hello-world key matches the name of the hello world Deployment. The meaning of the rest of fields is:
command: the start command of the development container.
sync: the folders that will be synchronized between your local machine and the development container.
forward: a list of ports to forward from your development container to localhost in your machine. This is needed to configure the Ruby debugger.
volumes: a list of paths in your development container to be mounted as persistent volumes. For example, this is useful to persist the bundle cache.
Also, note that there is a
.stignore file to indicate which files shouldn't be synchronized to your development container.
This is useful to avoid synchronizing binaries, build artifacts or git metadata.
Next, execute the following command to activate your development container:
$ okteto up
✓ Persistent volume successfully attached
✓ Images successfully pulled
✓ Files synchronized
Forward: 1234 -> 1234
Welcome to your development container. Happy coding!
Working in your development container is the same as working on your local machine. Start the application in hot-reload mode by running the following command:
cindy:hello-world app> ruby app.rb
[2022-07-04 16:50:53] INFO WEBrick 1.6.1
[2022-07-04 16:50:53] INFO ruby 2.7.6 (2022-04-12) [x86_64-linux]
== Sinatra (v188.8.131.52) has taken the stage on 8080 for production with backup from WEBrick
[2022-07-04 16:50:53] INFO WEBrick::HTTPServer#start: pid=79 port=8080
Go back to the browser and reload the page to test that your application is running.
Step 3: Develop directly in Okteto Cloud
app.rb file in your favorite local IDE and modify the response message on line 7 to be Hello world from the cluster!. Save your changes.
get "/" do
message = "Hello world from the cluster!"
Okteto will synchronize your changes to your development container in Kubernetes and Sinatra automatically detects them and reloads your application.
Go back to the browser and reload the page.

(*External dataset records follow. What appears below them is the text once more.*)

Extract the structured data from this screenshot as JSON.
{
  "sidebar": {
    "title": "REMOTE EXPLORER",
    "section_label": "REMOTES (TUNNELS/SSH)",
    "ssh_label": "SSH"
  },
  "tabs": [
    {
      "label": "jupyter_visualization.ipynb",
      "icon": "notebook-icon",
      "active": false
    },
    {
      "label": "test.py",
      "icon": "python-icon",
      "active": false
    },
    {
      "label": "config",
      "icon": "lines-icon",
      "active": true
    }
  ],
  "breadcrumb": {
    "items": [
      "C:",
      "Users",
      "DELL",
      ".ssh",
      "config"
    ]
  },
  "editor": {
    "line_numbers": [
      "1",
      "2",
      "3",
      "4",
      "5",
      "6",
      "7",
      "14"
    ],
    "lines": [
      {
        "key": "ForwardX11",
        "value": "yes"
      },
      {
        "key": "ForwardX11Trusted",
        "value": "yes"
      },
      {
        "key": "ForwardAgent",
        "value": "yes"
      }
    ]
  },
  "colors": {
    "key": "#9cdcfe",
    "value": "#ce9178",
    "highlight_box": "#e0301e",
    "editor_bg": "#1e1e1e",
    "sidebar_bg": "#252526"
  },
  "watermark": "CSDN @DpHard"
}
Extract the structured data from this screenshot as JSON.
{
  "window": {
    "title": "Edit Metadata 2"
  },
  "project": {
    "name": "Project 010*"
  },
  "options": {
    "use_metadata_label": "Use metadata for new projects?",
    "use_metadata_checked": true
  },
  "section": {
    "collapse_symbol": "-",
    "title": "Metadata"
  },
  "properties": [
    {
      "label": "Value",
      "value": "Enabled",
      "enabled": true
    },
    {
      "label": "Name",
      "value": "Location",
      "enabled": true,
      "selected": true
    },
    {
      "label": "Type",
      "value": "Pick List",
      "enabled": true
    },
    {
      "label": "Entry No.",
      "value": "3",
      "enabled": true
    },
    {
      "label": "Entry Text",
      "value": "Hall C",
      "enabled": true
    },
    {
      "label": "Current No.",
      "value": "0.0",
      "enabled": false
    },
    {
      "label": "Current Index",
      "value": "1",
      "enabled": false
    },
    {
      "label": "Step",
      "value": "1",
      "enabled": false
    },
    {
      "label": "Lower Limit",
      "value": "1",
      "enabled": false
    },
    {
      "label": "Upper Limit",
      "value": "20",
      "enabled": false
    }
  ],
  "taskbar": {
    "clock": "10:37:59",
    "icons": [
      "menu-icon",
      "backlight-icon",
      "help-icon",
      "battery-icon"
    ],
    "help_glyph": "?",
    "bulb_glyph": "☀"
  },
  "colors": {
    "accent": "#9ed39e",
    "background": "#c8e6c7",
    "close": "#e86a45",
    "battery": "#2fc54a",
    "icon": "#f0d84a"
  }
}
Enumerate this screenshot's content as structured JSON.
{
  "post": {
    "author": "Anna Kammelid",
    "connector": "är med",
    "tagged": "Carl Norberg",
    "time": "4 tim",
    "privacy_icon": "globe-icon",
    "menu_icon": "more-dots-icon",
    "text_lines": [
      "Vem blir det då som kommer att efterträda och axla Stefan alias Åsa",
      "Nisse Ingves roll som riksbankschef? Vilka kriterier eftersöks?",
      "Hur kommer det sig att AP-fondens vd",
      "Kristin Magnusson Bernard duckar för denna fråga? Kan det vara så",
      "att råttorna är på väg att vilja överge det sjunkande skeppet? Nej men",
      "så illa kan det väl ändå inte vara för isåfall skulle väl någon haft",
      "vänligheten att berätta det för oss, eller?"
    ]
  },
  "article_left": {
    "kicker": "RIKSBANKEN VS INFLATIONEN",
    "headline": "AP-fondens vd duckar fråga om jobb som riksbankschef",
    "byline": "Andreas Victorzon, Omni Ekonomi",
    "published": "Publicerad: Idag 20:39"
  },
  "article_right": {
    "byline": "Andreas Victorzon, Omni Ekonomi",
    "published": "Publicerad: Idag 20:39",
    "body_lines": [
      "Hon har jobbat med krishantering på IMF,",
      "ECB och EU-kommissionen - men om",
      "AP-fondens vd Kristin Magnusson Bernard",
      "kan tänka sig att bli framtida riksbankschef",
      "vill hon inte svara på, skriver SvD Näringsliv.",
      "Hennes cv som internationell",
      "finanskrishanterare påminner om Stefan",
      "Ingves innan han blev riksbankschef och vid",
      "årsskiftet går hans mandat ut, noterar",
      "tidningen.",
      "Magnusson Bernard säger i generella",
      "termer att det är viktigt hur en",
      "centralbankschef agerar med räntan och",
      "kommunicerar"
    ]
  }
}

Your code changes were instantly applied. No commit, build, or push required 😎!
Step 4: Debug directly in Okteto Cloud
Okteto enables you to debug your applications directly from your favorite IDE. Let's take a look at how that works in VS Code, one of the most popular IDEs for Ruby development. If you haven't done it yet, install the Ruby extension available from Visual Studio marketplace. This extension comes with debug definitions covering the default
ruby-debug-ide client setup.

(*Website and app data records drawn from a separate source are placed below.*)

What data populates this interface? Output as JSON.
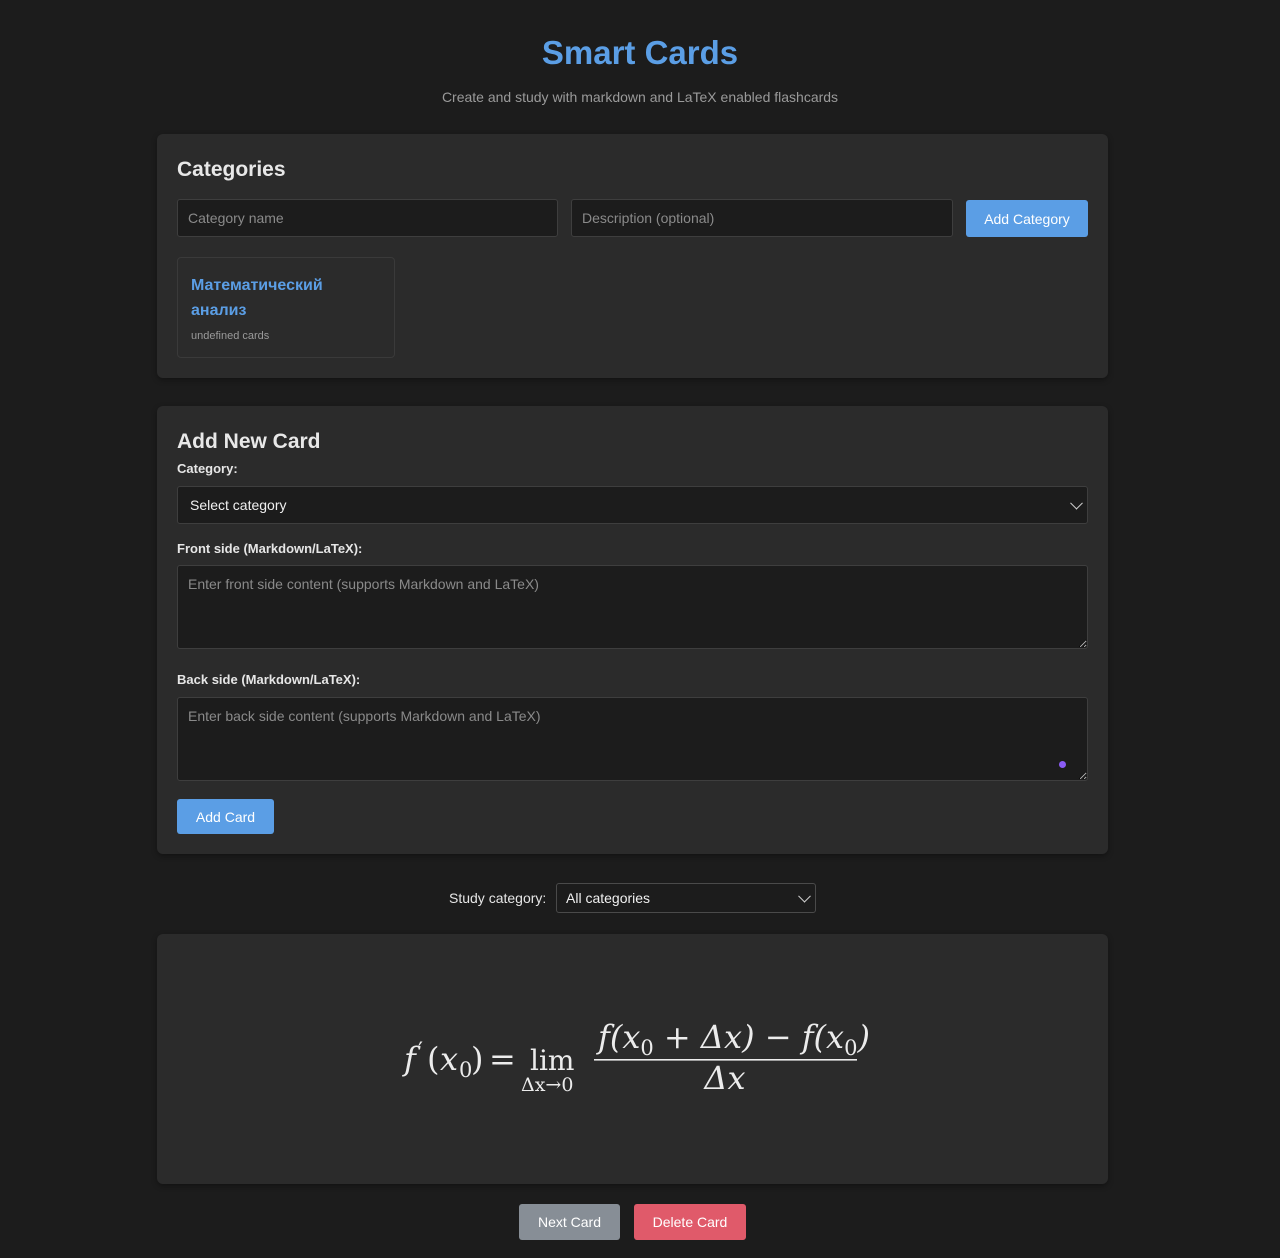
{
  "header": {
    "title": "Smart Cards",
    "subtitle": "Create and study with markdown and LaTeX enabled flashcards"
  },
  "categories_panel": {
    "title": "Categories",
    "name_placeholder": "Category name",
    "description_placeholder": "Description (optional)",
    "add_button": "Add Category",
    "items": [
      {
        "name": "Математический анализ",
        "count_text": "undefined cards"
      }
    ]
  },
  "add_card_panel": {
    "title": "Add New Card",
    "category_label": "Category:",
    "category_select_value": "Select category",
    "front_label": "Front side (Markdown/LaTeX):",
    "front_placeholder": "Enter front side content (supports Markdown and LaTeX)",
    "back_label": "Back side (Markdown/LaTeX):",
    "back_placeholder": "Enter back side content (supports Markdown and LaTeX)",
    "add_button": "Add Card"
  },
  "study": {
    "label": "Study category:",
    "select_value": "All categories"
  },
  "flashcard": {
    "formula_latex": "f'(x_0) = \\lim_{\\Delta x \\to 0} \\frac{f(x_0 + \\Delta x) - f(x_0)}{\\Delta x}",
    "lhs_f": "f",
    "lhs_prime": "′",
    "lhs_open": "(",
    "lhs_x": "x",
    "lhs_sub": "0",
    "lhs_close": ")",
    "equals": "=",
    "lim": "lim",
    "lim_sub": "Δx→0",
    "numerator_1": "f(x",
    "numerator_sub_1": "0",
    "numerator_2": " + Δx) − f(x",
    "numerator_sub_2": "0",
    "numerator_3": ")",
    "denominator": "Δx"
  },
  "actions": {
    "next_button": "Next Card",
    "delete_button": "Delete Card"
  },
  "colors": {
    "accent": "#5b9ee5",
    "background": "#1c1c1c",
    "panel": "#2b2b2b",
    "delete": "#e05a6a",
    "next": "#878e96"
  }
}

Now, cancel the execution of
ruby app.rb from the development container shell by pressing
ctrl + c. Rerun your application in debug mode:
cindy:hello-world app> rdebug-ide --host 0.0.0.0 app.rb
Fast Debugger (ruby-debug-ide 0.7.0, debase 0.2.4.1, file filtering is supported) listens on 0.0.0.0:1234
Open the Run view in VS Code and run the Connect to okteto debug configuration (or press the F5 shortcut):
"name": "Connect to okteto",
You should be replacing the value of
remoteWorkspaceRootwith wherever your application code is.
Add a breakpoint on
app.rb, line 8. Go back to the browser and reload the page. The execution will halt at your breakpoint. You can then inspect the request, the available variables, etc...
Your code is executing in Okteto Cloud, but you can debug it from your local machine without any extra services or tools. Pretty cool no? 😉
Congratulations, you just developed your first application in Okteto Cloud 🚀.
Okteto lets you develop your applications directly in Kubernetes. This way you can:
- Eliminate integration issues by developing in a realistic environment
- Test your application end to end as fast as you type code
- No more CPU cycles wasted in your machine. Develop at the speed of the cloud!
Find more advanced samples with Okteto in this repository or join our community to ask questions and share your feedback.